And then I became a solicitor, and a family solicitor to boot. Trained in the arts of the adversarial court system – which is not unlike a union/management confrontation where the winner is the one with the strongest will – somehow I was supposed to have learned the necessary skills to help people get through a divorce. But I hadn’t realised that the way lawyers are trained, and the legal system itself, are counterintuitive as far as relationship breakdowns are concerned. So for years I did what I’d been trained to do – send vile letters to my clients’ solicitors in the belief that the strength of my inflammatory comments were equal to the merits of my clients’ cases. But all that happened was a great deal of acrimony and expense before my clients or their partners gave up the fight, either through lack of funds or lack of will. If it was my client who gave up, I’d tell them that they’d properly “compromised” and had not been bullied into submission. If it was their partner who gave up, I’d tell my client that they’d won.

It was only after 2005 when I trained in collaborative practice, and later as a mediator, that I learned the art of helping clients achieve true compromises; settlements based on mutuality of interests rather than power and money. I learned how we are hard-wired as children to seek out one parent to sort our squabbles out and that we don’t naturally chose separate problem solvers. This is why mediation is such a poweful process. Helping clients achieve their own solutions rather than imposing my idea of fairness has profoundly changed the way I work and my clients’ outcomes.

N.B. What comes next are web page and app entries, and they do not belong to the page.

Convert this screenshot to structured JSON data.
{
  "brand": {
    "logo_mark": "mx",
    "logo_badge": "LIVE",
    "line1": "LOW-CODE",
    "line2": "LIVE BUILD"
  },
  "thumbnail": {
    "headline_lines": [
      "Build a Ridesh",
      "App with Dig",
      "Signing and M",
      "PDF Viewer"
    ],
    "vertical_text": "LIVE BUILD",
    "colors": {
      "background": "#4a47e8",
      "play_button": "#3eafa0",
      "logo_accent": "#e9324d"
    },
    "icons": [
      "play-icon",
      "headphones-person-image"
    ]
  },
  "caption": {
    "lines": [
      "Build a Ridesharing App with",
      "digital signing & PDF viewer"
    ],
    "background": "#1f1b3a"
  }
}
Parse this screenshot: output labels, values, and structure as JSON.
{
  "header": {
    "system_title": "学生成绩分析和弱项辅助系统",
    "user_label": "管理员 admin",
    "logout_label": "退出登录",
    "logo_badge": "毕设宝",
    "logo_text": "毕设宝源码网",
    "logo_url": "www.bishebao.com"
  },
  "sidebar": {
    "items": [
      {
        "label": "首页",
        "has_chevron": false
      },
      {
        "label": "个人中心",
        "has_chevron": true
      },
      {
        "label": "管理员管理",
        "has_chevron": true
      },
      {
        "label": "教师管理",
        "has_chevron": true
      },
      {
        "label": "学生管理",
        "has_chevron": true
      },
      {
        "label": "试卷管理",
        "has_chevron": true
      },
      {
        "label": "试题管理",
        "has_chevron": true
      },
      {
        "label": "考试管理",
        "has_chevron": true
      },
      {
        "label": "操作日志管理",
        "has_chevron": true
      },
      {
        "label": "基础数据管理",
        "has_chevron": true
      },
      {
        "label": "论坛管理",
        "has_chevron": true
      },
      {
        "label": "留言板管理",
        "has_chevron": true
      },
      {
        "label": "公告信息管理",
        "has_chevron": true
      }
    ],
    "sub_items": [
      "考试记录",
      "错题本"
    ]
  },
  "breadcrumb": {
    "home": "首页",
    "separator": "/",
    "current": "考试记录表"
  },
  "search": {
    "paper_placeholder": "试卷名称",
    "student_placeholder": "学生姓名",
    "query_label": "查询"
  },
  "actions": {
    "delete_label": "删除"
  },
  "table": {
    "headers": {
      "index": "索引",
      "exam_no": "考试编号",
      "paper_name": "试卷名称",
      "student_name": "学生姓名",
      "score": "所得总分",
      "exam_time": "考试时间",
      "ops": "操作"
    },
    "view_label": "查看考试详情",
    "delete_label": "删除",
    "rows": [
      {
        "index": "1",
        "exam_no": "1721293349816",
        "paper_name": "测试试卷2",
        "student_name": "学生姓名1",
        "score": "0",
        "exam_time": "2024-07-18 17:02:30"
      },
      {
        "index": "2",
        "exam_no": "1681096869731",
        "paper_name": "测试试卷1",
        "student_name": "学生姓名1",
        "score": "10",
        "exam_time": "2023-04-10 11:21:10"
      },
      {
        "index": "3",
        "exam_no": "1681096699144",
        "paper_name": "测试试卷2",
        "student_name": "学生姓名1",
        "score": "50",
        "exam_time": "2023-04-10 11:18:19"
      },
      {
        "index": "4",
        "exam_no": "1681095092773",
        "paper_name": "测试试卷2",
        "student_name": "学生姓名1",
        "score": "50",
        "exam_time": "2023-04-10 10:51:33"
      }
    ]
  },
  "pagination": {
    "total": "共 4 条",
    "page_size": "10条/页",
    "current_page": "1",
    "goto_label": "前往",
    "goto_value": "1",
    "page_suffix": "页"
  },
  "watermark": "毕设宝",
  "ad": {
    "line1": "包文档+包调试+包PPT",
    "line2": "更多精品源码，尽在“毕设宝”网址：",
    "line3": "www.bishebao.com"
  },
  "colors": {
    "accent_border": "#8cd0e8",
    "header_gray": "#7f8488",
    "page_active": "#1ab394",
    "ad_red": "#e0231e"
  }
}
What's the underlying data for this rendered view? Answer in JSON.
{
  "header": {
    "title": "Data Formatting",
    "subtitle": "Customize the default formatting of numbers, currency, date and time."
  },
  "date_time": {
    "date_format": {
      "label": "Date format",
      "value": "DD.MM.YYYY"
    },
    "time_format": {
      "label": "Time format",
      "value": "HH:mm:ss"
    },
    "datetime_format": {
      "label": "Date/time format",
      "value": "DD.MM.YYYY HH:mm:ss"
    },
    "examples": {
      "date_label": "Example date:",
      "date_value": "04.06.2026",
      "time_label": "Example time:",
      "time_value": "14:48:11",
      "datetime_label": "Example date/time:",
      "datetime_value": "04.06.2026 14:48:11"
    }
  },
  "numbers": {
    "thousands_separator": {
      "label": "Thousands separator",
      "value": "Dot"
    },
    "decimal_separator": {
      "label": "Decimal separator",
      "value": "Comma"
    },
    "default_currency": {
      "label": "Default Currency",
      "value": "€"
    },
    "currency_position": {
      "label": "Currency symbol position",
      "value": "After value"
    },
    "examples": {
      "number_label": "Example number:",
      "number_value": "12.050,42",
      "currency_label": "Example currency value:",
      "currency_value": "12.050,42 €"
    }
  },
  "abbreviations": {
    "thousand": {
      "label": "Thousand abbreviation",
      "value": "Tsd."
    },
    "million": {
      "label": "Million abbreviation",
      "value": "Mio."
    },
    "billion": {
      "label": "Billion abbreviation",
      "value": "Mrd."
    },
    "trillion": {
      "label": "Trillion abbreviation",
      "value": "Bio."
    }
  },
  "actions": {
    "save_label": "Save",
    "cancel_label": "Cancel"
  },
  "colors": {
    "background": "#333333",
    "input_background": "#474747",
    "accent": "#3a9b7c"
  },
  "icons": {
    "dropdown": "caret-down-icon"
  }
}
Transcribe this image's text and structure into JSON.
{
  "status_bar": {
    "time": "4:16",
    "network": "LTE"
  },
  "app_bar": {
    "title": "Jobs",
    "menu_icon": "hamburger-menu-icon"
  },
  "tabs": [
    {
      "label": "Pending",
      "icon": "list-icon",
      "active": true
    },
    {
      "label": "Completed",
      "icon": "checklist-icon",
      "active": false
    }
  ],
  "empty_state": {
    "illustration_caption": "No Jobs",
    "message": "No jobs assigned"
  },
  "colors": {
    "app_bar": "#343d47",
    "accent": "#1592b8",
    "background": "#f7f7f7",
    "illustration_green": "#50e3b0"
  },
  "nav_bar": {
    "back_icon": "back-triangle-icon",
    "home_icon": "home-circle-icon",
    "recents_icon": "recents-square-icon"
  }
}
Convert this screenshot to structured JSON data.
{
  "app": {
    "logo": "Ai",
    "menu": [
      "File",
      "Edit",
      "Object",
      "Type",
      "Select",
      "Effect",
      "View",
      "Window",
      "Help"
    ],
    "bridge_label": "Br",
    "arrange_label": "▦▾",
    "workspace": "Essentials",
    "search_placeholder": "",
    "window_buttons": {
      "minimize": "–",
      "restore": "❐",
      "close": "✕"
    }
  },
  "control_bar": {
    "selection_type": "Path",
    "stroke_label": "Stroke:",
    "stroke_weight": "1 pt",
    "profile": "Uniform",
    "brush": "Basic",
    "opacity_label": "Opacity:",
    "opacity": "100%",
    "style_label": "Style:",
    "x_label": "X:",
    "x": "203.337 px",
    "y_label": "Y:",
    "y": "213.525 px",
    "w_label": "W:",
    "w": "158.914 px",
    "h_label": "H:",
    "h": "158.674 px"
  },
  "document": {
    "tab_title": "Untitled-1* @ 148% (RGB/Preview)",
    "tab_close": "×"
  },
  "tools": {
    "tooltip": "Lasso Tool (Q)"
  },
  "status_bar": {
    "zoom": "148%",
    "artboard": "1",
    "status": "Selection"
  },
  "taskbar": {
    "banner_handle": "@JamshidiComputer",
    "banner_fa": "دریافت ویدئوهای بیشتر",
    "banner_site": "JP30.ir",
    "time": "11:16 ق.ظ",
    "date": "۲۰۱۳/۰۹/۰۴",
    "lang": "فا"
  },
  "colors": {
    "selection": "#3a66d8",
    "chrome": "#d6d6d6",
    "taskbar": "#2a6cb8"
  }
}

So what’s any of this got to do with mediation not being a panacea. Well, it’s like this. I frequently read comments by lawyers which go something like, “mediation has it’s place but it’s not a panacea some people claim it to be” or “mediation is not for everyone”. Now I agree with both of these statements, but only in a qualified way. To begin with, I’m not sure I’ve ever read of anyone claiming that mediation is a panacea, so I don’t understand why the sentiment needs to be challenged. And mediation isn’t for everyone, true. But most non-mediators reading that will think “I told you so, mediation is only suitable for a few cases” and so are able to justify to themselves their poor client-to-mediation referral record. These sorts of comments do nothing to challenge family lawyers’ approach to their work.

Since training collaboratively 6 years ago, I have been to court only twice: once for an interim hearing in a case which started before my training and once last year for a preliminary hearing in a case which subsequently settled before the next stage of the court process. Apart from that, all my clients cases have been resolved using mediation, collaboration, constructive solicitors’ correspondence or some other form of ADR process. Only once has my client needed to instigate the court process ( where his wife had refused to engage in any process for over 12 months), but even in that case we were able to suspend the court timetable in order to meet and agree round a table. Apart from these examples, none of my clients have had the court process launched against them.

That is not to say that there isn’t a place for the court. Where a person or property is at real risk of harm or dissipation then the court’s emergency powers will protect in a way the ADR process cannot. And sometimes, there may be real issues of law which only a judge can resolve. But by and large, courts should not be needed for typical divorce related matters and it’s us lawyers who need to understand this and change the way we work.

So, mediation may not be a panacea, but mediation, collaboration and other methods of appropriate dispute resolution most certainly are and if anyone disagrees with me, they’ll need to explain how it is that my clients are special.